Butt-head: Everything on TV is just, like, a bunch of pictures of
Beavis: No it's not! Sometime they move.
Butt-head: Yeah, but it's still like, moving pictures.
Beavis: No it's not! They're moving around! I mean, in this video they're not moving around, but in other videos they're moving around!
Butt-head: You're gonna see a moving picture of my foot kicking your ass in about two seconds. Now shut up and sit still.
The set also includes the three-minute short that started it all, 1993's "Frog Baseball," a crude affair in which a somewhat menacing Beavis and Butt-head watch a Thighmaster ad on TV, play air guitar, and whack a frog and a small dog with a baseball bat. Taint of Greatness is a continuation of the documentary found on the first two sets. It consists mostly of interviews with Judge and the show's writers and producers, including Larry Doyle, Kristofor Brown, and animation director Yvette Kaplan.

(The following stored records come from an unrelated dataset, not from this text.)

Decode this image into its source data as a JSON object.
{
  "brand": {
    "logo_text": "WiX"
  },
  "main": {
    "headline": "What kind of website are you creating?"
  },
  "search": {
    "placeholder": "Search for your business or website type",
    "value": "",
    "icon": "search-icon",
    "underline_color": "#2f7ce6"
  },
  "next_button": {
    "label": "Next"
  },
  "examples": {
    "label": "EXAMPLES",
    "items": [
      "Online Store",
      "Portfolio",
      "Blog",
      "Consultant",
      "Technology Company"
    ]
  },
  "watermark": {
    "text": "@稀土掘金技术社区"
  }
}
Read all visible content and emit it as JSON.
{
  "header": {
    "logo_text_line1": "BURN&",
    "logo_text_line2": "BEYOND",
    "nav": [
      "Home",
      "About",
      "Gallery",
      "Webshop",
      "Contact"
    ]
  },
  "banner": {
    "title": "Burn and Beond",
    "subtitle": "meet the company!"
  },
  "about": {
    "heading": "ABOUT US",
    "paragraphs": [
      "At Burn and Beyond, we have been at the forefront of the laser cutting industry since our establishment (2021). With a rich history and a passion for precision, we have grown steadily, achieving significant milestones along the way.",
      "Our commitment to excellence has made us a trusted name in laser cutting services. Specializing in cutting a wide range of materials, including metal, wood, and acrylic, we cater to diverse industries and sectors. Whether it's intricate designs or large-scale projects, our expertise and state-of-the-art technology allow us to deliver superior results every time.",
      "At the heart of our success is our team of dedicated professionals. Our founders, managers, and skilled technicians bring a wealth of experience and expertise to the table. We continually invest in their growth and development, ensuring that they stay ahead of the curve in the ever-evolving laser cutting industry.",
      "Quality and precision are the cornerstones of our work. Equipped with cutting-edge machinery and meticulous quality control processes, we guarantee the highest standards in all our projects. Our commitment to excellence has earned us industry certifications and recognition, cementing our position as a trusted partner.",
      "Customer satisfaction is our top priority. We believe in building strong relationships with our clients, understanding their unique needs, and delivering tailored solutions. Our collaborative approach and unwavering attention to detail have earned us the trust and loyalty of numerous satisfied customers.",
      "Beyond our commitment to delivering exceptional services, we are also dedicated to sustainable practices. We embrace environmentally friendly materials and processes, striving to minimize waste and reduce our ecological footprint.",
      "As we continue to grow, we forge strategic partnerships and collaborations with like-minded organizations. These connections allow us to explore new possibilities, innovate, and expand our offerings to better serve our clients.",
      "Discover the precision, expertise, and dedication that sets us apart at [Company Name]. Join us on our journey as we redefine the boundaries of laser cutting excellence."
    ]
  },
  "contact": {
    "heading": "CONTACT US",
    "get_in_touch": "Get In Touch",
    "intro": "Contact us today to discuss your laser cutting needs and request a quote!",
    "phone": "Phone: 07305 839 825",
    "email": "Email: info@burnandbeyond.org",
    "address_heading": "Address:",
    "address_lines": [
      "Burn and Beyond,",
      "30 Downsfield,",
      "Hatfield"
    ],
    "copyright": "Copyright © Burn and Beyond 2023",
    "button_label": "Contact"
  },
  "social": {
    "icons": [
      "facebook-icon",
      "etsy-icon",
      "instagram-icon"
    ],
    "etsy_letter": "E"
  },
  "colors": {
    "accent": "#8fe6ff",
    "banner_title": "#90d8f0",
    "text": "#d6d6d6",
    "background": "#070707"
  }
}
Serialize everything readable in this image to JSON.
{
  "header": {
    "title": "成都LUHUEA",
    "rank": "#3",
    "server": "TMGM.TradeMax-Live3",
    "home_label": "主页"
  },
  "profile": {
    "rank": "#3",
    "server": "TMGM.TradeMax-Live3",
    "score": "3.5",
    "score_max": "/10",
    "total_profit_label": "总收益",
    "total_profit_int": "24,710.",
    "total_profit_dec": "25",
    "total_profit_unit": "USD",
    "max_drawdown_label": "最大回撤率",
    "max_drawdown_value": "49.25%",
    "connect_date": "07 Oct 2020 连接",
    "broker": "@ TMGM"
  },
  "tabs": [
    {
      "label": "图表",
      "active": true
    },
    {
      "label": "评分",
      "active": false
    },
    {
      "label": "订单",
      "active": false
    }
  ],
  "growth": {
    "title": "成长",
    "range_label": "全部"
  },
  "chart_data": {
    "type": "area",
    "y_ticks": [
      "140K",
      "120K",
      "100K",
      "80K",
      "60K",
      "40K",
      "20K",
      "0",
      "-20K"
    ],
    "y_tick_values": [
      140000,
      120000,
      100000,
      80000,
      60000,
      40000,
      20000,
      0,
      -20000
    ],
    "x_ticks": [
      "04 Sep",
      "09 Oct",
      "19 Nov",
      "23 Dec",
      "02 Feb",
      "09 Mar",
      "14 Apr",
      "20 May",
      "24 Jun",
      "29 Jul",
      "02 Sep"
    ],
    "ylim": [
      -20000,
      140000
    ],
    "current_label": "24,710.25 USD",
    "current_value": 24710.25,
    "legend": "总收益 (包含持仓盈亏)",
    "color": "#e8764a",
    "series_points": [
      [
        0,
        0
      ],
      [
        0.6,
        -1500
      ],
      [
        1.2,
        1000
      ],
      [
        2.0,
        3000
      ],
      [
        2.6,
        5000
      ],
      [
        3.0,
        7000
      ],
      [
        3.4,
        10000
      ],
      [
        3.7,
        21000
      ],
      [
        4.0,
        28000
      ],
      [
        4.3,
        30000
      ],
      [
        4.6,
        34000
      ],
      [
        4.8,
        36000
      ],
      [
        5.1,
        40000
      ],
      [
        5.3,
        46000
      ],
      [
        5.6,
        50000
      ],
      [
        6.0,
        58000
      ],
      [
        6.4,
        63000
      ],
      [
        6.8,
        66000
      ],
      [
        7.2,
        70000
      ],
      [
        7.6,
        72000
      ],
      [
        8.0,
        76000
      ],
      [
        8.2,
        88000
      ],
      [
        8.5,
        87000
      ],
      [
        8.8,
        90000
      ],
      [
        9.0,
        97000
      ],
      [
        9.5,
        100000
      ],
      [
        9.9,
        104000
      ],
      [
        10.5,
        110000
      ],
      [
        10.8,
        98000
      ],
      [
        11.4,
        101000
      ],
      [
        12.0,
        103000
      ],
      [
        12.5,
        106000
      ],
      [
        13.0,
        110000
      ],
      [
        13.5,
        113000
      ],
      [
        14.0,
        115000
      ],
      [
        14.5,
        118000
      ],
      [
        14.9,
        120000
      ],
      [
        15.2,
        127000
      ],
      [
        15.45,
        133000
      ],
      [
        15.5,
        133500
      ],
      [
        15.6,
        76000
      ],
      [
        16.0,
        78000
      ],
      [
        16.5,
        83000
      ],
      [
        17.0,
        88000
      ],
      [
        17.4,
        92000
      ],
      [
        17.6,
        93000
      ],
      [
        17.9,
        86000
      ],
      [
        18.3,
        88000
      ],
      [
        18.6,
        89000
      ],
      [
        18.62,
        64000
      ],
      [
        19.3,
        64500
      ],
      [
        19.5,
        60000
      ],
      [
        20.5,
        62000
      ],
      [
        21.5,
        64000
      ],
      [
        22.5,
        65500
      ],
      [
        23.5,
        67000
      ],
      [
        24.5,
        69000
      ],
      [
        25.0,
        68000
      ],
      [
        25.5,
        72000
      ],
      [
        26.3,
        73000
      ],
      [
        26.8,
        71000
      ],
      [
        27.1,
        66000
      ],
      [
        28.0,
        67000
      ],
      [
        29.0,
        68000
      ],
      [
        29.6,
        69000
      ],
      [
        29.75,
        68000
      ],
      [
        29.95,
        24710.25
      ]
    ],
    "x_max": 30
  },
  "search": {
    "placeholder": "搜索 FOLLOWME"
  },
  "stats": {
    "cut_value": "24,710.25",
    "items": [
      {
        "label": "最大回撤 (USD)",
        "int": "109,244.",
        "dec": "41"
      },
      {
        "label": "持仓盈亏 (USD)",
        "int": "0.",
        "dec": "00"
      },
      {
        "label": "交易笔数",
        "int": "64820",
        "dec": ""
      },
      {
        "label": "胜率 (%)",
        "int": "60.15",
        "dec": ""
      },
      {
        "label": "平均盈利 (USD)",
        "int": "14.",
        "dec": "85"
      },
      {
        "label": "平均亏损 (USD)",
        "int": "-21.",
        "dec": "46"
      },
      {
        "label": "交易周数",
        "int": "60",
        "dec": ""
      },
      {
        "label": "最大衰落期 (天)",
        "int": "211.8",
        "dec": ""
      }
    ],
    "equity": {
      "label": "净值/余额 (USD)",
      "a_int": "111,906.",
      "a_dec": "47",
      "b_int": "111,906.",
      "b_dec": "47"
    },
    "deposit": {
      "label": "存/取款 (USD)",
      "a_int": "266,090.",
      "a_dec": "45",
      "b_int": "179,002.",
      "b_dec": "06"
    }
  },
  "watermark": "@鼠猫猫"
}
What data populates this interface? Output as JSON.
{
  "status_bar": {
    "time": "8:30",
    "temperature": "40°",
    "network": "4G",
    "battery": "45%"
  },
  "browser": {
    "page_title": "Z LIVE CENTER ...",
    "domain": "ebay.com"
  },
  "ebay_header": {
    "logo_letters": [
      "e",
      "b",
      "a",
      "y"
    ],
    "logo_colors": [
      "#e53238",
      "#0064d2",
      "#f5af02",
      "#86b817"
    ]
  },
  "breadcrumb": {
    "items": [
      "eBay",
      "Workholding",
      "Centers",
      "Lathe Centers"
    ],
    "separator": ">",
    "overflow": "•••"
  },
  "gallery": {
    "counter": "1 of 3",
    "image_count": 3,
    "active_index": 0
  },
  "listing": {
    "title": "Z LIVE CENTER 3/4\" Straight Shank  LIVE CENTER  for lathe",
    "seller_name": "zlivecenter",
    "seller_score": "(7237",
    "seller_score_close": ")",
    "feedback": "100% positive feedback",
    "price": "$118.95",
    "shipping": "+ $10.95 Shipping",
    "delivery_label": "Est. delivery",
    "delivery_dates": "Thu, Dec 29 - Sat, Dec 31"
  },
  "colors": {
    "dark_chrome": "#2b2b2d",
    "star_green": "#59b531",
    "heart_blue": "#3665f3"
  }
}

Under the category of "Special Appearances," one finds eight minutes of "Yule Log Clips," in which Beavis and Butt-head deliver commentary on the holidays over stock footage of a fireplace and light Christmas music, as well as the 12-minute "Letters to Santa Butt-head," in which Santa Butt-head answers letters from viewers while whipping Beavis, who is dressed as a reindeer, complete with antlers, harness, and a bit in his mouth (many of the letters, which Butt-head destroys, are from Beavis' female admirers). Less substantial are "Press Conference Shorts" and "Interview with Chris Connelly," which are ads for the pair's final season on MTV and their 1996 movie, respectively. The "Promos" section contains a few short ads for the movie, including a clever one in which Judge "directs" Beavis and Butt-head, as well as a few 2005 promos for other MTV shows, which as far as I know are the first new Beavis and Butt-head material since the show went off the air.
Given all the rights issues involved in clearing videos for release, we should probably give up on seeing totally intact versions of every episode (we're never gonna score!). We'll also have to hold on to the old Time-Life DVDs to see some of the episodes Judge is withholding. Still, we'll take what we can get.
"You are a bunghole! And so am I. There will be more bungholes after
Review content copyright © 2006 Joe Armenio; Site layout and review format copyright © 1998 - 2014 HipClick Designs LLC
Scales of Justice
* Full Frame
* Dolby Digital 2.0 Stereo (English)
Running Time: 265 Minutes
Release Year: 1997
MPAA Rating: Not Rated
* Music Videos
* The Original Uncut "Frog Baseball"
* Taint of Greatness: The Journey of Beavis and Butt-head, Part 3
* Special Appearances
* Official Site